“To have a right to do a thing is not at all the same as to be right in doing it.”
I have a legal and God-given right to say, to preach, to take up pen or keyboard and express my opinion, give my thoughts, and share my judgments. What I think or believe or declare: about God, about my government, about my fellow citizens, about any person, idea or issue that piques my interest or pricks my conscience or inspires me to speak out.
That’s free speech. Guaranteed in the Constitution's First Amendment: “Congress shall make no law respecting an establishment of religion, or prohibiting the free exercise thereof; or abridging the freedom of speech….”
But…is this right always right?
Many years ago I was a young preacher, still so new to the pulpit, always looking for ways to engage the folks in the pews. On the spur of the moment, in the midst of a sermon one Sunday, I made what I thought was a witty joke about the wedding of a couple I’d married the day before, some throwaway lines about how half of the wedding party had been so late for the ceremony. Ha, ha. In the midst of laughter, I looked up and saw that same couple sitting in a pew. Unbeknownst to me they had decided to come to church before leaving for their honeymoon. They wanted to thank me for my work.
Free speech. Mean speech.
I’ll always remember the look of hurt and embarrassment on the face of that young bride. She stood and walked out of the church, as I blushed in deep shame at the pain my thoughtless words, my “free speech”, had caused her. How deep my words had cut and wounded another child of God. After the service I found her and apologized profusely and amazingly, graciously, she forgave me. But I will never forget the lesson I learned that morning about free speech, how I use words to express myself.
I may have the right to my speech. But as I speak and write, especially about another, am I careful, care filled, compassionate, and thoughtful? In what I am about to speak or write, will it build up or tear down? Will it make a situation better or worse? Am I using free speech to puff myself up at the expense of another? Do I even intentionally use nasty or hateful speech to demean or stereotype or attack another?
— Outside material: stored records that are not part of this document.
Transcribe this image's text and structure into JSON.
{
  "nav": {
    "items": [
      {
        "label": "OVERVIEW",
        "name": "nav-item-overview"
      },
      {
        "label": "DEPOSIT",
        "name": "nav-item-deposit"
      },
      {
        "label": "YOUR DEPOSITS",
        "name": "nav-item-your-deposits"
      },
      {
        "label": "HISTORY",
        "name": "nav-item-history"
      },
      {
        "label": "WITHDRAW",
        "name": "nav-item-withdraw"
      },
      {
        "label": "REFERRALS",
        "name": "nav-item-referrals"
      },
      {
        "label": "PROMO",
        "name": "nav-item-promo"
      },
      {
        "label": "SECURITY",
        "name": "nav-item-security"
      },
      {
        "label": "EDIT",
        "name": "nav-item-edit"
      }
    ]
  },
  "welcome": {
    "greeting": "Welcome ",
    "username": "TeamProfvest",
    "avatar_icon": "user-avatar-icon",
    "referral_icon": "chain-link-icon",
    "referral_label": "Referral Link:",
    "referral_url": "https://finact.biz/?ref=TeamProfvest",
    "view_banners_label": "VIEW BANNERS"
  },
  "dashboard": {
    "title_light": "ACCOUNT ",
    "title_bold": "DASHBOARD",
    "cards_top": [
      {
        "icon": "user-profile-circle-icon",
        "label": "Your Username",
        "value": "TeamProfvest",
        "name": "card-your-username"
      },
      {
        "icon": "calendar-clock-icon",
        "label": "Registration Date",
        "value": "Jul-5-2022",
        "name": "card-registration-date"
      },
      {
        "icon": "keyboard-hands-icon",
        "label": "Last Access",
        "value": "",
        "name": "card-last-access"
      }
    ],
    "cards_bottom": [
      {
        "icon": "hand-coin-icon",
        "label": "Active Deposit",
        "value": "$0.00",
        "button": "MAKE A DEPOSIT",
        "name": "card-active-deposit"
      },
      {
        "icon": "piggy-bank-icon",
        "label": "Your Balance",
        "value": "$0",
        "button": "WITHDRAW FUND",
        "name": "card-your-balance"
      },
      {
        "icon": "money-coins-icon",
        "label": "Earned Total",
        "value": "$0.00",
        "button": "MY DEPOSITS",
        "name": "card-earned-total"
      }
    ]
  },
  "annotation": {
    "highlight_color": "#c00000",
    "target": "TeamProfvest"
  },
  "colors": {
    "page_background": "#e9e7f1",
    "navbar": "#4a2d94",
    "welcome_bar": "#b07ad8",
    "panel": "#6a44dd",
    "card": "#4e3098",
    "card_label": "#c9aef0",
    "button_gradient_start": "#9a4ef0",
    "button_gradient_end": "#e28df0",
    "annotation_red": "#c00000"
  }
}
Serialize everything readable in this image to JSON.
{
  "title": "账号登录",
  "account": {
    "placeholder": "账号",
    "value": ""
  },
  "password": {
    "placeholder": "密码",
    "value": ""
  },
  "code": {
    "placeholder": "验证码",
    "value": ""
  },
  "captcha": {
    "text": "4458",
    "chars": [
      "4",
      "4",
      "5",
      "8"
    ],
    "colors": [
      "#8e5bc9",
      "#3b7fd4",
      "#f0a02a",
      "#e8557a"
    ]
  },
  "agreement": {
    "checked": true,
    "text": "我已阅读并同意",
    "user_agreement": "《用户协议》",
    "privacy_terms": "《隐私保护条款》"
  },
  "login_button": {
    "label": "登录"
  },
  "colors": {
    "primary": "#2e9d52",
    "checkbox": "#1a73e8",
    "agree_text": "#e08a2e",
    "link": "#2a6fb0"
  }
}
In Alcoholics Anonymous there is a wise adage that neatly expresses a simple formula to use before speaking. Ask yourself. Does it need to be said? Does it need to be said now? Does it need to be said by me? If you can’t answer “yes” to all three questions, stay silent.
This is just one way to ensure that free speech is right, and not merely a right.
Doesn’t matter if it’s at the dinner table or a protest, on a college campus or at a cocktail party, in the intimacy of a relationship or in comments on Facebook or Twitter. The gift of free speech is that except for rare exceptions, like shouting ‘fire!’ in a crowed theater or using words to directly threaten another, in the United States we enjoy incredible freedom. We can speak and not fear the heavy hand of government. Speak and trust that what we say will be protected by the rule of law, especially when that speech is unpopular. In 2017 we have so many ways to speak, in real and cyber town squares, to say just what we believe, more than ever before in history.
Yet the challenge of free speech is to use it well and prudently. To see it as a gift from God, a human right so powerful, that with just a few words, the course of a nation or world can be changed for the good. Think of Martin Luther King or Franklin Roosevelt, Susan B. Anthony or Mother Teresa. Their free speech transformed hate into love, oppression into freedom and despair into hope. With just a few words spoken in kindness, a broken heart can be healed, the young can be encouraged, a prayer can be offered, and a life made better. This ideal all depends, not just upon our right to free speech, but also in the rightness of our free speech: what and how we choose to speak and to write.
So this day—what will you do with your words? How will you use your right to free speech? The decision you make will make a world and a word of difference.